Suppose a birdwatcher averages spotting 0.3 rare finches every day during the two hours allotted for watching. This means that the birdwatcher spots, on average, three rare finches every 10 days.
The average is based on considerable experience. Over a given 10-day period, the birdwatcher sees zero rare finches in five days, and on the sixth day, the birdwatcher declares, “I’m due to see a rare finch today.”
Assume that the environmental conditions are reasonably constant with no seasonal migratory issues involved. There is reasonably consistent weather and there are no confounding
(lurking, unseen) variables involved. There is, however, a flaw in the birdwatcher’s statement. What is the error and why is it wrong?
Would you choose the binomial pdf (probability distribution function) or would you choose the Poisson pdf to better analyze the birdwatcher’s scenario (Triola, Sec. 4.3 & 4.4, 2006)?
State the necessary criteria for each distribution and support your decision.

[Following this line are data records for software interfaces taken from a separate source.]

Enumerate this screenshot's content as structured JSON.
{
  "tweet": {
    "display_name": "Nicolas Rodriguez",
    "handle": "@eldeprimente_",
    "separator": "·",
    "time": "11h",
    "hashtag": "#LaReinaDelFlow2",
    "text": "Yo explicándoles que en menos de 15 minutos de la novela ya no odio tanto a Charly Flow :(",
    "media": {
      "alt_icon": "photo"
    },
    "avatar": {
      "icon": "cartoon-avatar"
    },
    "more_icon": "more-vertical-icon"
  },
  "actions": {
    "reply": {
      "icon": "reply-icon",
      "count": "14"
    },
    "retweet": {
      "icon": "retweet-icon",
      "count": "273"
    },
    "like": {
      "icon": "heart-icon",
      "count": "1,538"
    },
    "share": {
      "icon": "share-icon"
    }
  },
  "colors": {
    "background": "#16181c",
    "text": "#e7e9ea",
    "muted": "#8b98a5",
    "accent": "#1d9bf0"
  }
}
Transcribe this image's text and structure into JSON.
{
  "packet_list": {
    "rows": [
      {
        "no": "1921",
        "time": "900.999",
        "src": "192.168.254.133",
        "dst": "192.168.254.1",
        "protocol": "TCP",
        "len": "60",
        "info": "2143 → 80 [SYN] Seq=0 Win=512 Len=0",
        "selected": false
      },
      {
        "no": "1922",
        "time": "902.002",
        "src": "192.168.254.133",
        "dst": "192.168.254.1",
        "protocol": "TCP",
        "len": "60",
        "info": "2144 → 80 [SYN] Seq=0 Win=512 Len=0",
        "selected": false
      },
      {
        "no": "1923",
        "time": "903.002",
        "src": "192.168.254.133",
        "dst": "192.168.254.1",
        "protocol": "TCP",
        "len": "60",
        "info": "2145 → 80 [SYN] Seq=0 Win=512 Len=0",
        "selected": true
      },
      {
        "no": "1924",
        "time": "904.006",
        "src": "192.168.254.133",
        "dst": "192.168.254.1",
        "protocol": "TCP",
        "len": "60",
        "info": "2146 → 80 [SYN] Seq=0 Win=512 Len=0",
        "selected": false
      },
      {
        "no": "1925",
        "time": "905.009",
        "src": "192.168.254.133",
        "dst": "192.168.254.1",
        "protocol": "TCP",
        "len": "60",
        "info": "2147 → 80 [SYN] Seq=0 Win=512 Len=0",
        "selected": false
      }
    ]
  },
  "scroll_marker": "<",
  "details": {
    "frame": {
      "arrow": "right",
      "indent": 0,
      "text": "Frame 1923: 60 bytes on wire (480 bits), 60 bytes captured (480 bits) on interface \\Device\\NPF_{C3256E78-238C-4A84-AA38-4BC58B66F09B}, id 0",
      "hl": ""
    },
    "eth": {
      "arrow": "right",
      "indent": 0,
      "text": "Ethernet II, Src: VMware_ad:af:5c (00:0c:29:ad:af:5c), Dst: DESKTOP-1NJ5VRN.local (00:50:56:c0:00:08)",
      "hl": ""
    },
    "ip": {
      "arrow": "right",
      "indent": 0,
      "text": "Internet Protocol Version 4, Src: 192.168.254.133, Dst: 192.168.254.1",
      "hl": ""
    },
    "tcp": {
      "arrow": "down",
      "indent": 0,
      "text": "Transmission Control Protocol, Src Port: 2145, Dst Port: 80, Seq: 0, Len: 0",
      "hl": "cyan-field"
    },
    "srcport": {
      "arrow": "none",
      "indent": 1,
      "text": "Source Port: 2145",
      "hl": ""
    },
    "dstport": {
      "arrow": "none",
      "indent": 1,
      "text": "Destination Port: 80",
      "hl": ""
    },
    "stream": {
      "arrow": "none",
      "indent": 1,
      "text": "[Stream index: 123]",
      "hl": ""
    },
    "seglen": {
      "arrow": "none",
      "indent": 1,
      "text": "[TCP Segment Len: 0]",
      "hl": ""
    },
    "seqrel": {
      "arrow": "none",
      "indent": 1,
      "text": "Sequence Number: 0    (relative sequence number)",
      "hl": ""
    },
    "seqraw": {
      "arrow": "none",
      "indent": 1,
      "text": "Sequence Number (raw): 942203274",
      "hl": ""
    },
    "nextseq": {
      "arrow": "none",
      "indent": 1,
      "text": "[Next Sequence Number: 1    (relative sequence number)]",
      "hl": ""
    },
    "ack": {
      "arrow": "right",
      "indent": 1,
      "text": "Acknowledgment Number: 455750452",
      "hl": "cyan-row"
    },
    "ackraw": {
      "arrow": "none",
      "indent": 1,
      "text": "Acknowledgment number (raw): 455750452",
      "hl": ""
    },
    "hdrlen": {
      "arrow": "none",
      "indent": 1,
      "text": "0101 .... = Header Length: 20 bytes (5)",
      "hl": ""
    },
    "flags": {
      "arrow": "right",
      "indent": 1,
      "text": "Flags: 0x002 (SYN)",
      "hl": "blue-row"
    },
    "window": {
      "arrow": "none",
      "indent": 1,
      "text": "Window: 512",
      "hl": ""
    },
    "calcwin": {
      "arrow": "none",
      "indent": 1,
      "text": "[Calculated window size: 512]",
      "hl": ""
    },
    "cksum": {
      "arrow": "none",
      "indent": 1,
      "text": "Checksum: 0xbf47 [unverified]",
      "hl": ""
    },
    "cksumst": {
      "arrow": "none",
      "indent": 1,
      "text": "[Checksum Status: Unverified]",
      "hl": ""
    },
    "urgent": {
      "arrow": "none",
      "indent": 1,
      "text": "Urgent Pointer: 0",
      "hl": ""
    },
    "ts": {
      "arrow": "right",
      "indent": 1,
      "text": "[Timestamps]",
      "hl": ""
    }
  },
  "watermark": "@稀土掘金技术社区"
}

Triola, M. M., Triola, M. D., & Triola, M. F. (2006). Biostatistics for the biological and health sciences. Retrieved from The University of Phoenix eBook Collection database.
Read the article What are Relative Risk,
Number Needed to Treat and Odds Ratio? from the Electronic Reserve Readings on the Materials web page for Week 2. Summarize the measures of relative risk, number needed to treat, and odds ratios. In your opinion, which of these measures is most informative? Why are they frequently used together? Explain.